◆ What needs to be done
An exact reproduction of all entries is expected.

◆ Task data
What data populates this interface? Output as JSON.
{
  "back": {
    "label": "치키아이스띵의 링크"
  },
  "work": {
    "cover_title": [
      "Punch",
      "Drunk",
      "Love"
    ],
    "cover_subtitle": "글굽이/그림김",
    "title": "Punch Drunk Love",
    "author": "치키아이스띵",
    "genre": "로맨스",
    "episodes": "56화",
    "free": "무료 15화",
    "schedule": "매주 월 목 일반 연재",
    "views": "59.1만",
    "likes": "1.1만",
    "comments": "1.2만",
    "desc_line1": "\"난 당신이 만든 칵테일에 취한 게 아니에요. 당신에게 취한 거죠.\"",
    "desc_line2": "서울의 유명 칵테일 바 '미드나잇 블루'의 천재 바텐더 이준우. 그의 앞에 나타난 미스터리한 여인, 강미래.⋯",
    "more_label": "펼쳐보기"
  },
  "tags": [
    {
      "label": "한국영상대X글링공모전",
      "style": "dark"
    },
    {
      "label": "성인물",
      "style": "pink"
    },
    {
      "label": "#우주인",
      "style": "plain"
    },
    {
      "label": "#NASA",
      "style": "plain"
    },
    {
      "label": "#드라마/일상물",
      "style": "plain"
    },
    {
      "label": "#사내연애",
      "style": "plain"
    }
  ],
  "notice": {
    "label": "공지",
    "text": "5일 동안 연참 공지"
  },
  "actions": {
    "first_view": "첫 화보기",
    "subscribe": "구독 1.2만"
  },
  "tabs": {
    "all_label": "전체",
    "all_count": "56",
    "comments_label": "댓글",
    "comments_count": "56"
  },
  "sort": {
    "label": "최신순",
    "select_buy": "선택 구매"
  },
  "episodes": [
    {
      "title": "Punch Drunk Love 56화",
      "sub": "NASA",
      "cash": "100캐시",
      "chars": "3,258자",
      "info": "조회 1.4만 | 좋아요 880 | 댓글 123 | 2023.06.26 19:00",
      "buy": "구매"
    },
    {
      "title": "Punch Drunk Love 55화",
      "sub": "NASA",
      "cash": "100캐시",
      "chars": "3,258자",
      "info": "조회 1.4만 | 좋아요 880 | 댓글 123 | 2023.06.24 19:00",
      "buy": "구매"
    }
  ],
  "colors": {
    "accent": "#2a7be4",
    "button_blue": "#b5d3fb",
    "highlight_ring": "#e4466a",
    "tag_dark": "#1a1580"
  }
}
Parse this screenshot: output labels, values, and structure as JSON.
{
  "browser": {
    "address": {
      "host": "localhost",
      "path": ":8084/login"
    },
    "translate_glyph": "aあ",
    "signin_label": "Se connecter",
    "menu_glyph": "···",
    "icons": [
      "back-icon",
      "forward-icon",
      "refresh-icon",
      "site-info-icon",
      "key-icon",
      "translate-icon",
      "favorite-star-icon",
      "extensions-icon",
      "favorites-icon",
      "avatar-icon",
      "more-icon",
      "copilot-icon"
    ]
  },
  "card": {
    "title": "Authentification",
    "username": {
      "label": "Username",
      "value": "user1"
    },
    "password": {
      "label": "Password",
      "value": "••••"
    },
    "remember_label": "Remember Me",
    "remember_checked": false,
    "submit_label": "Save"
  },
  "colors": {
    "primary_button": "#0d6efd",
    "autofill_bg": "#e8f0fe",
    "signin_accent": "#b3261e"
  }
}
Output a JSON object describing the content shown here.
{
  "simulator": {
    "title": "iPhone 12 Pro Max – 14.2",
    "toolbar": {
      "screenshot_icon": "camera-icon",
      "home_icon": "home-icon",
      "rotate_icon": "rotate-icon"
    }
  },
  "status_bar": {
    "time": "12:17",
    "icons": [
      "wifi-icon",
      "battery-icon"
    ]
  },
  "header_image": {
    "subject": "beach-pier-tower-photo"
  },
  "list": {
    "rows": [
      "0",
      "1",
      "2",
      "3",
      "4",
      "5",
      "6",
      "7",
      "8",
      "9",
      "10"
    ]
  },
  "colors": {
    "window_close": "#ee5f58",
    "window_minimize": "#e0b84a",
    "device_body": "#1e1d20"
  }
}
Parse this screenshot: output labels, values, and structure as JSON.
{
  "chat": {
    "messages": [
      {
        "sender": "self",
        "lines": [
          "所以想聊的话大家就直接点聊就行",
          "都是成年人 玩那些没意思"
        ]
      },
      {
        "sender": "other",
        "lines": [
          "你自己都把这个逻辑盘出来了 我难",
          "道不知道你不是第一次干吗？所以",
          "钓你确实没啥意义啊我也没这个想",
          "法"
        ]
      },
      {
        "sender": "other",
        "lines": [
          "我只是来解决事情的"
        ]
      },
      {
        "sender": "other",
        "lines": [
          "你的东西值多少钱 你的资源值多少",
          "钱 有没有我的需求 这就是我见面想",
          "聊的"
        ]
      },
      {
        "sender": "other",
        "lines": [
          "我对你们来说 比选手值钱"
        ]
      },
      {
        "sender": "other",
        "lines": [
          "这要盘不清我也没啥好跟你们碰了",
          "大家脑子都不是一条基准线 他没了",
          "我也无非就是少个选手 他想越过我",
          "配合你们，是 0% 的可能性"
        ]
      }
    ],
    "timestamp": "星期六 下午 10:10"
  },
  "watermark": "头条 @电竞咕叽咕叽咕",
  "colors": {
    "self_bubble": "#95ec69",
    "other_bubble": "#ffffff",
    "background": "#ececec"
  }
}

◆ Solved exercise
What data populates this interface? Output as JSON.
{
  "back": {
    "label": "치키아이스띵의 링크"
  },
  "work": {
    "cover_title": [
      "Punch",
      "Drunk",
      "Love"
    ],
    "cover_subtitle": "글굽이/그림김",
    "title": "Punch Drunk Love",
    "author": "치키아이스띵",
    "genre": "로맨스",
    "episodes": "56화",
    "free": "무료 15화",
    "schedule": "매주 월 목 일반 연재",
    "views": "59.1만",
    "likes": "1.1만",
    "comments": "1.2만",
    "desc_line1": "\"난 당신이 만든 칵테일에 취한 게 아니에요. 당신에게 취한 거죠.\"",
    "desc_line2": "서울의 유명 칵테일 바 '미드나잇 블루'의 천재 바텐더 이준우. 그의 앞에 나타난 미스터리한 여인, 강미래.⋯",
    "more_label": "펼쳐보기"
  },
  "tags": [
    {
      "label": "한국영상대X글링공모전",
      "style": "dark"
    },
    {
      "label": "성인물",
      "style": "pink"
    },
    {
      "label": "#우주인",
      "style": "plain"
    },
    {
      "label": "#NASA",
      "style": "plain"
    },
    {
      "label": "#드라마/일상물",
      "style": "plain"
    },
    {
      "label": "#사내연애",
      "style": "plain"
    }
  ],
  "notice": {
    "label": "공지",
    "text": "5일 동안 연참 공지"
  },
  "actions": {
    "first_view": "첫 화보기",
    "subscribe": "구독 1.2만"
  },
  "tabs": {
    "all_label": "전체",
    "all_count": "56",
    "comments_label": "댓글",
    "comments_count": "56"
  },
  "sort": {
    "label": "최신순",
    "select_buy": "선택 구매"
  },
  "episodes": [
    {
      "title": "Punch Drunk Love 56화",
      "sub": "NASA",
      "cash": "100캐시",
      "chars": "3,258자",
      "info": "조회 1.4만 | 좋아요 880 | 댓글 123 | 2023.06.26 19:00",
      "buy": "구매"
    },
    {
      "title": "Punch Drunk Love 55화",
      "sub": "NASA",
      "cash": "100캐시",
      "chars": "3,258자",
      "info": "조회 1.4만 | 좋아요 880 | 댓글 123 | 2023.06.24 19:00",
      "buy": "구매"
    }
  ],
  "colors": {
    "accent": "#2a7be4",
    "button_blue": "#b5d3fb",
    "highlight_ring": "#e4466a",
    "tag_dark": "#1a1580"
  }
}
Parse this screenshot: output labels, values, and structure as JSON.
{
  "browser": {
    "address": {
      "host": "localhost",
      "path": ":8084/login"
    },
    "translate_glyph": "aあ",
    "signin_label": "Se connecter",
    "menu_glyph": "···",
    "icons": [
      "back-icon",
      "forward-icon",
      "refresh-icon",
      "site-info-icon",
      "key-icon",
      "translate-icon",
      "favorite-star-icon",
      "extensions-icon",
      "favorites-icon",
      "avatar-icon",
      "more-icon",
      "copilot-icon"
    ]
  },
  "card": {
    "title": "Authentification",
    "username": {
      "label": "Username",
      "value": "user1"
    },
    "password": {
      "label": "Password",
      "value": "••••"
    },
    "remember_label": "Remember Me",
    "remember_checked": false,
    "submit_label": "Save"
  },
  "colors": {
    "primary_button": "#0d6efd",
    "autofill_bg": "#e8f0fe",
    "signin_accent": "#b3261e"
  }
}
Output a JSON object describing the content shown here.
{
  "simulator": {
    "title": "iPhone 12 Pro Max – 14.2",
    "toolbar": {
      "screenshot_icon": "camera-icon",
      "home_icon": "home-icon",
      "rotate_icon": "rotate-icon"
    }
  },
  "status_bar": {
    "time": "12:17",
    "icons": [
      "wifi-icon",
      "battery-icon"
    ]
  },
  "header_image": {
    "subject": "beach-pier-tower-photo"
  },
  "list": {
    "rows": [
      "0",
      "1",
      "2",
      "3",
      "4",
      "5",
      "6",
      "7",
      "8",
      "9",
      "10"
    ]
  },
  "colors": {
    "window_close": "#ee5f58",
    "window_minimize": "#e0b84a",
    "device_body": "#1e1d20"
  }
}
Parse this screenshot: output labels, values, and structure as JSON.
{
  "chat": {
    "messages": [
      {
        "sender": "self",
        "lines": [
          "所以想聊的话大家就直接点聊就行",
          "都是成年人 玩那些没意思"
        ]
      },
      {
        "sender": "other",
        "lines": [
          "你自己都把这个逻辑盘出来了 我难",
          "道不知道你不是第一次干吗？所以",
          "钓你确实没啥意义啊我也没这个想",
          "法"
        ]
      },
      {
        "sender": "other",
        "lines": [
          "我只是来解决事情的"
        ]
      },
      {
        "sender": "other",
        "lines": [
          "你的东西值多少钱 你的资源值多少",
          "钱 有没有我的需求 这就是我见面想",
          "聊的"
        ]
      },
      {
        "sender": "other",
        "lines": [
          "我对你们来说 比选手值钱"
        ]
      },
      {
        "sender": "other",
        "lines": [
          "这要盘不清我也没啥好跟你们碰了",
          "大家脑子都不是一条基准线 他没了",
          "我也无非就是少个选手 他想越过我",
          "配合你们，是 0% 的可能性"
        ]
      }
    ],
    "timestamp": "星期六 下午 10:10"
  },
  "watermark": "头条 @电竞咕叽咕叽咕",
  "colors": {
    "self_bubble": "#95ec69",
    "other_bubble": "#ffffff",
    "background": "#ececec"
  }
}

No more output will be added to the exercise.